[CrossRef] | [PubMed]
 
Bymaster  FP;  Katner  JS;  Nelson  DL  et al:  Atomoxetine increases extracellular levels of norepinephrine and dopamine in prefrontal cortex of rat: a potential mechanism for efficacy in attention deficit/hyperactivity disorder.  Neuropsychopharmacology 2002; 27:699–711
[CrossRef] | [PubMed]
 
Friedman  JI;  Stewart  DG;  Gorman  JM:  Potential noradrenergic targets for cognitive enhancement in schizophrenia.  CNS Spectr 2004; 9:350–355
[PubMed]
 
Chamberlain  SR;  Del Campo  N;  Dowson  J  et al:  Atomoxetine improved response inhibition in adults with attention deficit/hyperactivity disorder.  Biol Psychiatry 2007; 62:977–984
[CrossRef] | [PubMed]
 
Faraone  SV;  Biederman  J;  Spencer  T  et al:  Atomoxetine and Stroop Task performance in adult attention-deficit/hyperactivity disorder.  J Child Adolesc Psychopharmacol 2005; 15:664–670
[CrossRef] | [PubMed]
 
Kelly  DL;  Buchanan  RW;  Boggs  DL  et al:  A randomized, double-blind trial of atomoxetine for cognitive impairments in 32 people with schizophrenia.  J Clin Psychiatry 2009; 70:518–525
[CrossRef] | [PubMed]
 
Friedman  JI;  Carpenter  D;  Lu  J  et al:  A pilot study of adjunctive atomoxetine treatment to second-generation antipsychotics for cognitive impairment in schizophrenia.  J Clin Psychopharmacol 2008; 28:59–63
[CrossRef] | [PubMed]
 
Naranjo  CA;  Busto  U;  Sellers  EM  et al:  A method for estimating the probability of adverse drug reactions.  Clin Pharmacol Ther 1981; 30:239–245
[CrossRef] | [PubMed]
 
References Container
+
+

CME Activity

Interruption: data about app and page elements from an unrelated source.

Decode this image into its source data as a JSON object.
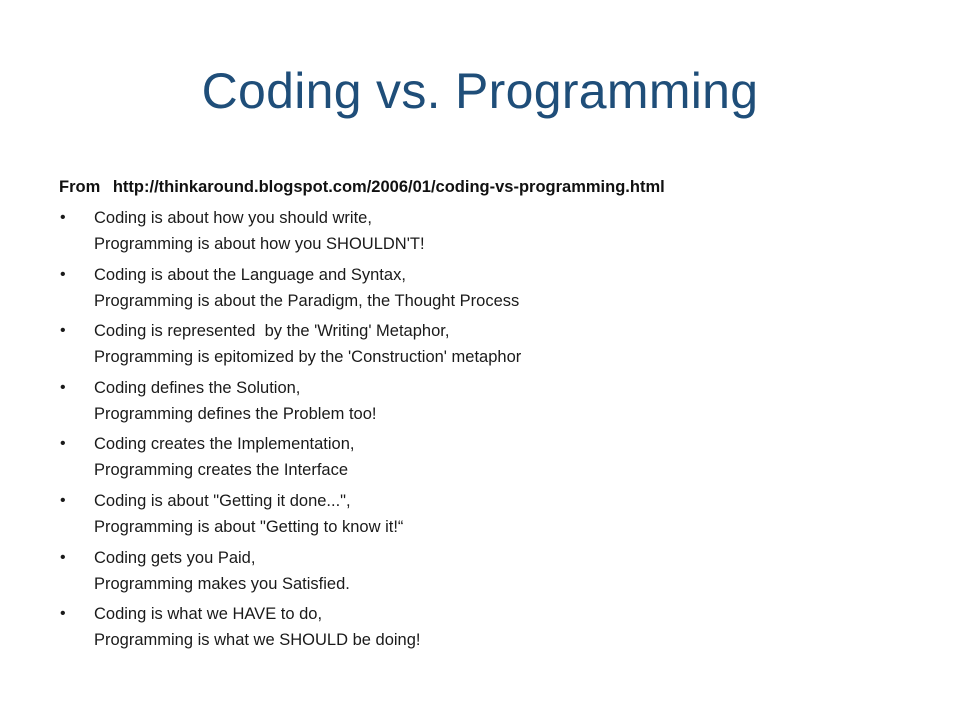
{
  "slide": {
    "title": "Coding vs. Programming",
    "title_color": "#1f4e79",
    "source": {
      "label": "From",
      "url": "http://thinkaround.blogspot.com/2006/01/coding-vs-programming.html"
    },
    "bullet_glyph": "•",
    "bullets": [
      {
        "line1": "Coding is about how you should write,",
        "line2": "Programming is about how you SHOULDN'T!"
      },
      {
        "line1": "Coding is about the Language and Syntax,",
        "line2": "Programming is about the Paradigm, the Thought Process"
      },
      {
        "line1": "Coding is represented  by the 'Writing' Metaphor,",
        "line2": "Programming is epitomized by the 'Construction' metaphor"
      },
      {
        "line1": "Coding defines the Solution,",
        "line2": "Programming defines the Problem too!"
      },
      {
        "line1": "Coding creates the Implementation,",
        "line2": "Programming creates the Interface"
      },
      {
        "line1": "Coding is about \"Getting it done...\",",
        "line2": "Programming is about \"Getting to know it!“"
      },
      {
        "line1": "Coding gets you Paid,",
        "line2": "Programming makes you Satisfied."
      },
      {
        "line1": "Coding is what we HAVE to do,",
        "line2": "Programming is what we SHOULD be doing!"
      }
    ]
  }
}
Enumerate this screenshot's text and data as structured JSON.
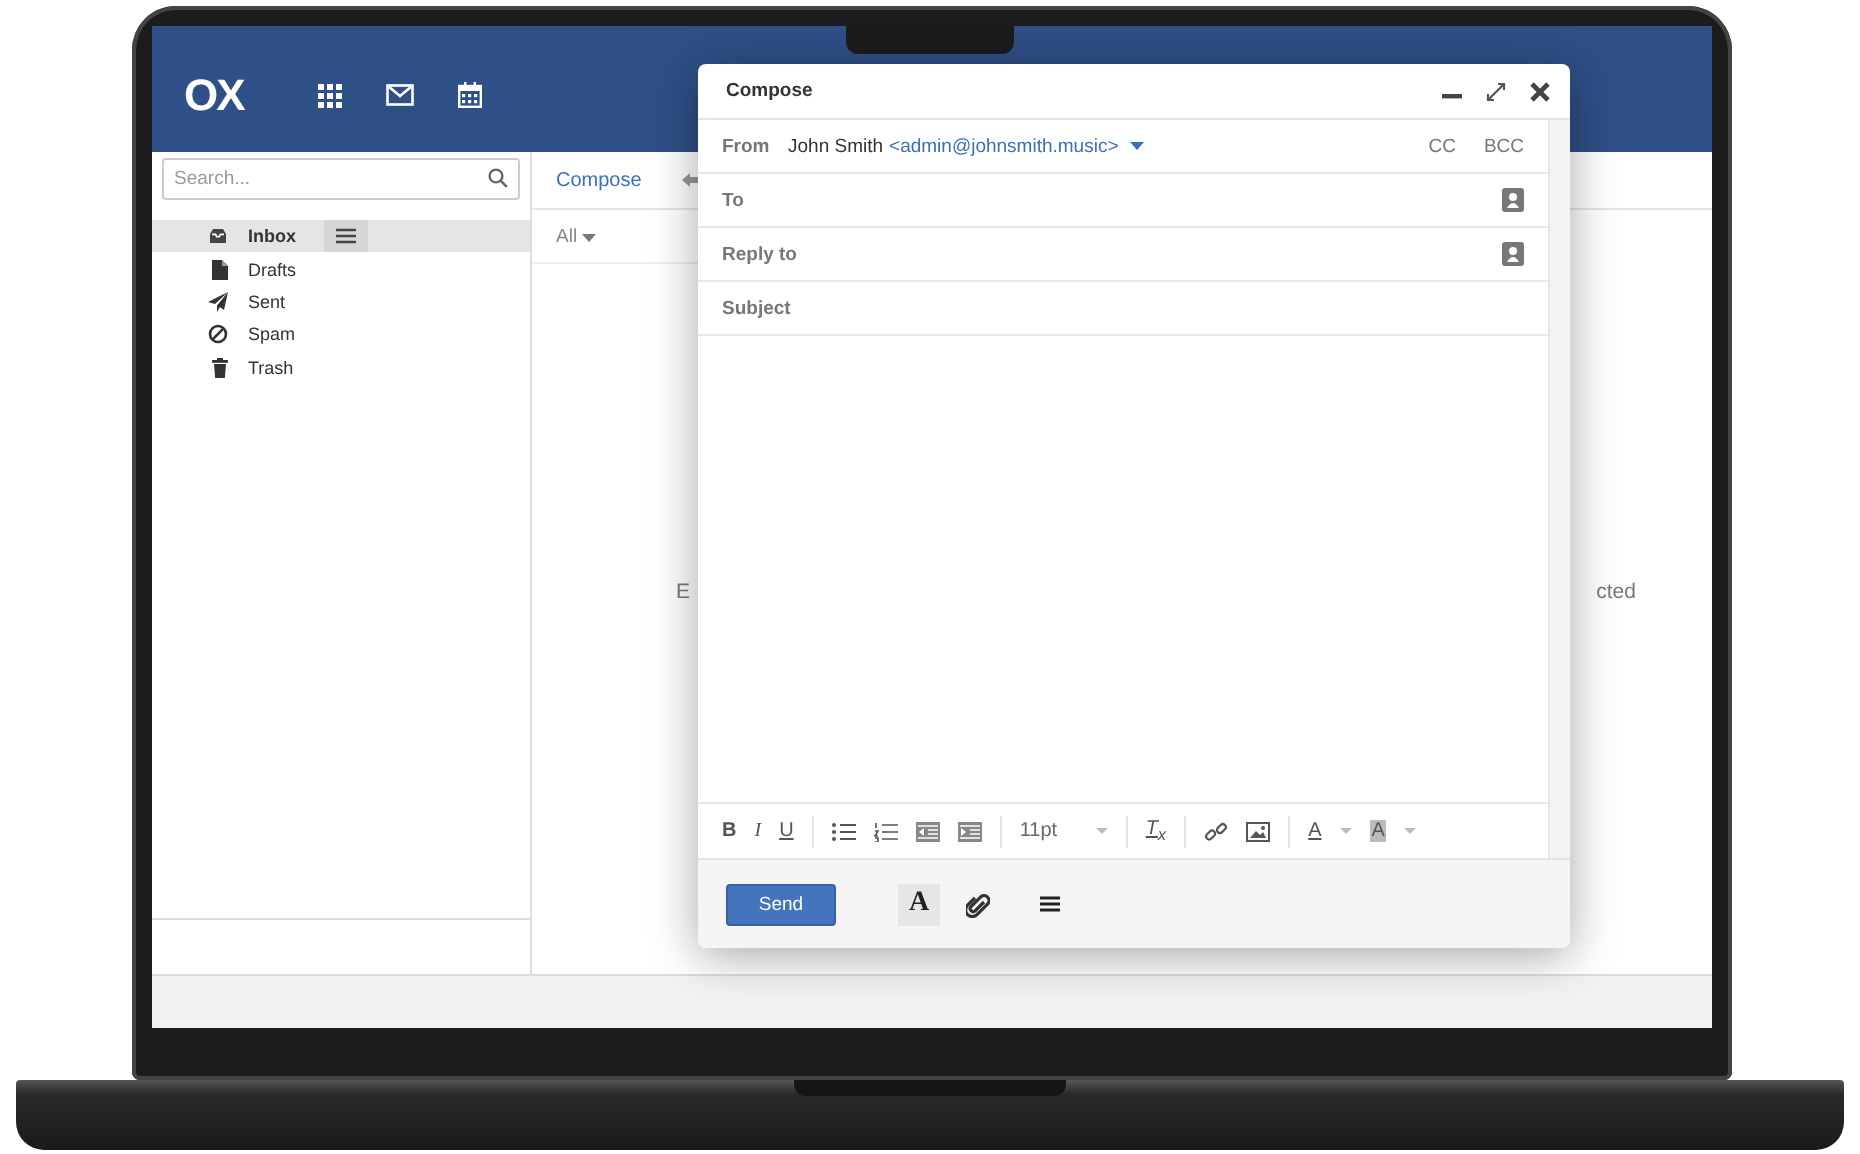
{
  "app": {
    "logo": "OX"
  },
  "search": {
    "placeholder": "Search..."
  },
  "folders": [
    {
      "label": "Inbox",
      "kind": "inbox",
      "selected": true
    },
    {
      "label": "Drafts",
      "kind": "drafts",
      "selected": false
    },
    {
      "label": "Sent",
      "kind": "sent",
      "selected": false
    },
    {
      "label": "Spam",
      "kind": "spam",
      "selected": false
    },
    {
      "label": "Trash",
      "kind": "trash",
      "selected": false
    }
  ],
  "list_toolbar": {
    "compose": "Compose",
    "filter": "All"
  },
  "reading_pane": {
    "text_left": "E",
    "text_right": "cted"
  },
  "compose": {
    "title": "Compose",
    "from_label": "From",
    "from_name": "John Smith",
    "from_address": "<admin@johnsmith.music>",
    "cc": "CC",
    "bcc": "BCC",
    "fields": [
      {
        "label": "To",
        "kind": "recipient"
      },
      {
        "label": "Reply to",
        "kind": "recipient"
      },
      {
        "label": "Subject",
        "kind": "text"
      }
    ],
    "format_buttons": [
      "B",
      "I",
      "U"
    ],
    "font_size": "11pt",
    "clear_format": "T$_{x}$",
    "text_color": "A",
    "background_color": "A",
    "send": "Send",
    "font_toggle": "A"
  }
}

There is currently no quiz available for this resource. Please click here to go to the CME page to find another.
Submit a Comments
Please read the other comments before you post yours. Contributors must reveal any conflict of interest.
Comments are moderated and will appear on the site at the discertion of APA editorial staff.

* = Required Field
(if multiple authors, separate names by comma)
Example: John Doe



Related Content
Books
Manual of Clinical Psychopharmacology, 7th Edition > Chapter 12.  >
Dulcan's Textbook of Child and Adolescent Psychiatry > Chapter 46.  >
Gabbard's Treatments of Psychiatric Disorders, 4th Edition > Chapter 4.  >
The American Psychiatric Publishing Textbook of Substance Abuse Treatment, 4th Edition > Chapter 38.  >
Manual of Clinical Psychopharmacology, 7th Edition > Chapter 12.  >
Topic Collections
Psychiatric News
APA Guidelines
PubMed Articles
[Disorders comorbid to attention deficit hyperactivity syndrome in children]. Zh Nevrol Psikhiatr Im S S Korsakova 2007;107(7):30-5.
Atomoxetine-induced vocal tics in a patient with schizophrenia. J Neuropsychiatry Clin Neurosci 2012;24(4):E45-6.